Assignment:
Repeat the entries beneath in their entirety, precisely as given.

Recorded information:
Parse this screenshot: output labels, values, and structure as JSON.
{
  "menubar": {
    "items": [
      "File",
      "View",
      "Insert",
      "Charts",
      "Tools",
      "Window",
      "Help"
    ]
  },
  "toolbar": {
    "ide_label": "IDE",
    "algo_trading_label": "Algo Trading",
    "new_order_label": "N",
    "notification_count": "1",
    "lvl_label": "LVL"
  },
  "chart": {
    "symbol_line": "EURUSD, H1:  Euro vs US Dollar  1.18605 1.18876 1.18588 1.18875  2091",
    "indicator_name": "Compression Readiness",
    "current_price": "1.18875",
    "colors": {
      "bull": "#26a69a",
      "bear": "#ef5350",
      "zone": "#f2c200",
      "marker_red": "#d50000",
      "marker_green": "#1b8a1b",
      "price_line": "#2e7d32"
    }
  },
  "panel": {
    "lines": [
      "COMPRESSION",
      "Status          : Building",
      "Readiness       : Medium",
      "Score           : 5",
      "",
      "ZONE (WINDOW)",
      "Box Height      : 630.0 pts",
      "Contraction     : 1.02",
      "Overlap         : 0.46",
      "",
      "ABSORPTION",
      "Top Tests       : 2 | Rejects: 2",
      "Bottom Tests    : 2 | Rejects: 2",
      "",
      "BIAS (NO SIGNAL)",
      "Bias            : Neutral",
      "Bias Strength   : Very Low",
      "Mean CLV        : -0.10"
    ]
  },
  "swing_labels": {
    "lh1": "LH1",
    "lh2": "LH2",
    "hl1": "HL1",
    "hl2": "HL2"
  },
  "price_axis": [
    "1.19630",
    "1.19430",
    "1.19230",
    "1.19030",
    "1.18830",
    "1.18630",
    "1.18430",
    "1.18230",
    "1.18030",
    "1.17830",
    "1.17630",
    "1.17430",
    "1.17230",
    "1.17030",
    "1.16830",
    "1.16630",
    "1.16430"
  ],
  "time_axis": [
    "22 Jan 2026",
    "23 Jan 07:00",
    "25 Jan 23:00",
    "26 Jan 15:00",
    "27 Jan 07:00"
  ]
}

Response for this exercise:
Parse this screenshot: output labels, values, and structure as JSON.
{
  "menubar": {
    "items": [
      "File",
      "View",
      "Insert",
      "Charts",
      "Tools",
      "Window",
      "Help"
    ]
  },
  "toolbar": {
    "ide_label": "IDE",
    "algo_trading_label": "Algo Trading",
    "new_order_label": "N",
    "notification_count": "1",
    "lvl_label": "LVL"
  },
  "chart": {
    "symbol_line": "EURUSD, H1:  Euro vs US Dollar  1.18605 1.18876 1.18588 1.18875  2091",
    "indicator_name": "Compression Readiness",
    "current_price": "1.18875",
    "colors": {
      "bull": "#26a69a",
      "bear": "#ef5350",
      "zone": "#f2c200",
      "marker_red": "#d50000",
      "marker_green": "#1b8a1b",
      "price_line": "#2e7d32"
    }
  },
  "panel": {
    "lines": [
      "COMPRESSION",
      "Status          : Building",
      "Readiness       : Medium",
      "Score           : 5",
      "",
      "ZONE (WINDOW)",
      "Box Height      : 630.0 pts",
      "Contraction     : 1.02",
      "Overlap         : 0.46",
      "",
      "ABSORPTION",
      "Top Tests       : 2 | Rejects: 2",
      "Bottom Tests    : 2 | Rejects: 2",
      "",
      "BIAS (NO SIGNAL)",
      "Bias            : Neutral",
      "Bias Strength   : Very Low",
      "Mean CLV        : -0.10"
    ]
  },
  "swing_labels": {
    "lh1": "LH1",
    "lh2": "LH2",
    "hl1": "HL1",
    "hl2": "HL2"
  },
  "price_axis": [
    "1.19630",
    "1.19430",
    "1.19230",
    "1.19030",
    "1.18830",
    "1.18630",
    "1.18430",
    "1.18230",
    "1.18030",
    "1.17830",
    "1.17630",
    "1.17430",
    "1.17230",
    "1.17030",
    "1.16830",
    "1.16630",
    "1.16430"
  ],
  "time_axis": [
    "22 Jan 2026",
    "23 Jan 07:00",
    "25 Jan 23:00",
    "26 Jan 15:00",
    "27 Jan 07:00"
  ]
}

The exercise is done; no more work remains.